The easy access to volumes of content among people who have computers, the Internet, and the knowledge to use them tends to obscure the vast majority of the world’s population who remain disconnected. In 2004 the G8 countries were home to only 15 percent of the world’s population, but represented nearly 50 percent of the world’s total Internet users (World Summit on the Information Society 2005). A movement to address this and related problems emerged in the early 2000s with the World Summit on the Information Society (WSIS). A series of international meetings sponsored by the International Telecommunications Union (ITU) began in 2003 to “build a peoplecentered, inclusive, and development-oriented Information Society, where everyone can create, access, utilize, and share information and knowledge . . .” (Building the Information Society 2003). Although some indicators suggested a narrowing of the digital divide in limited sectors by the mid-2000s, a clear pattern had emerged: slower uptake and fewer benefits derived from new technologies in the less developed nations. The WSIS concerns were reminiscent of calls for a NWICO, though with an emphasis on new, interactive technologies. It must be emphasized that these new technologies are often used to engage cultural products that are still traded as economic services and simultaneously carry cultural values from the societies that produce them.

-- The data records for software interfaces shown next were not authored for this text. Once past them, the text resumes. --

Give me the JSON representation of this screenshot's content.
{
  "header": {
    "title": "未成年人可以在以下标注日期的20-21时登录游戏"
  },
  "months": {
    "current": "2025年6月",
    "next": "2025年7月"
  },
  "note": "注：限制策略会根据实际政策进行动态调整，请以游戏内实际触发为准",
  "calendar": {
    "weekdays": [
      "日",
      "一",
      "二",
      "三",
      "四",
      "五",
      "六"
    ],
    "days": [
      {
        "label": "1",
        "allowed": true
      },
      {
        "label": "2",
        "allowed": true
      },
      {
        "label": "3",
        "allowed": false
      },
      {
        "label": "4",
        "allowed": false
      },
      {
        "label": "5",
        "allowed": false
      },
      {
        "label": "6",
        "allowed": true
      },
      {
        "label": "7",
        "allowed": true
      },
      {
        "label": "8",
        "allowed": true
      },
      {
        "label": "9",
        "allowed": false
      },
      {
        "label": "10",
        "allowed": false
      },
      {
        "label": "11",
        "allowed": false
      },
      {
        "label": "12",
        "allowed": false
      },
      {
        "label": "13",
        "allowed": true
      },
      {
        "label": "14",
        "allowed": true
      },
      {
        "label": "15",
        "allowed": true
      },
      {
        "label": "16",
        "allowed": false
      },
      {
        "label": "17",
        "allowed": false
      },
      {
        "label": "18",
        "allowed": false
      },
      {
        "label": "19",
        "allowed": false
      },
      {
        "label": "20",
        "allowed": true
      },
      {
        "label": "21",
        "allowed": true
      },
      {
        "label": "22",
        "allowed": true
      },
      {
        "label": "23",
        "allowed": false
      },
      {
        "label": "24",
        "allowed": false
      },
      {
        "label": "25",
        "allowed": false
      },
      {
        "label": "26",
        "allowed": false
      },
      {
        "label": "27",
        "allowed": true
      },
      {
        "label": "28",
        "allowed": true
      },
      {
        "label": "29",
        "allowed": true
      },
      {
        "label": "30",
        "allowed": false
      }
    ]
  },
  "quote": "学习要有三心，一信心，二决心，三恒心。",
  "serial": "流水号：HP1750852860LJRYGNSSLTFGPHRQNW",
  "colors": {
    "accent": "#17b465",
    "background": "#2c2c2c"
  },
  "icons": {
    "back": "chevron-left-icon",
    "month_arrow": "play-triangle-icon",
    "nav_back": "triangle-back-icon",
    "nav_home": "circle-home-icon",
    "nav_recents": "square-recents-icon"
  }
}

- Building the Information Society: A Global Challenge in the New Millennium (2003). Declaration of principles: World Summit on the Information Society. At www.itu.int/wsis/docs/geneva/ official/dop.html, accessed April 9, 2007.
- Galperin, H. (1999). Cultural industries policy in regional trade agreements: The cases of NAFTA, the European Union and MERCOSUR. Media, Culture and Society, 21(5), 627– 648.
- Guback, T. (1985). Hollywood’s international market. In T. Balio (ed.), The American film industry. Madison: University of Wisconsin Press, pp. 463 – 486.
- Hesmondhalgh, D. (2007). The cultural industries, 2nd edn. London: Sage.
- Horkheimer, M., & Adorno, T. W. (1996). Dialectic of Enlightenment (trans. J. Cumming). New York: Continuum. (Original work published 1944).
- Lent, J. A. (1990). The development of multicultural stability in the ASEAN: The role of mass media. Journal of Asian Pacific Communication, 1(1), 45 –59.
- MacBride Commission (2004). Many voices, one world: Towards a new, more just and more efficient world information and communication order [Twenty-fifth anniversary edition of the “MacBride Report”]. Lanham, MD: Rowman and Littlefield.
- McAnany, E. G., & Wilkinson, K. T. (eds.) (1996). Mass media and free trade: NAFTA and the cultural industries. Austin, TX: University of Texas Press.
- Nordenstreng, K., & Varis, T. (1974) Television traffic: a one-way street? Paris: UNESCO.
- Thussu, D. K. (2006). International communication: Continuity and change, 2nd edn. London: Hodder Arnold.
- World Summit on the Information Society (2005). The digital divide at a glance. At www.itu.int/wsis/tunis/newsroom/stats/, accessed August 28, 2007.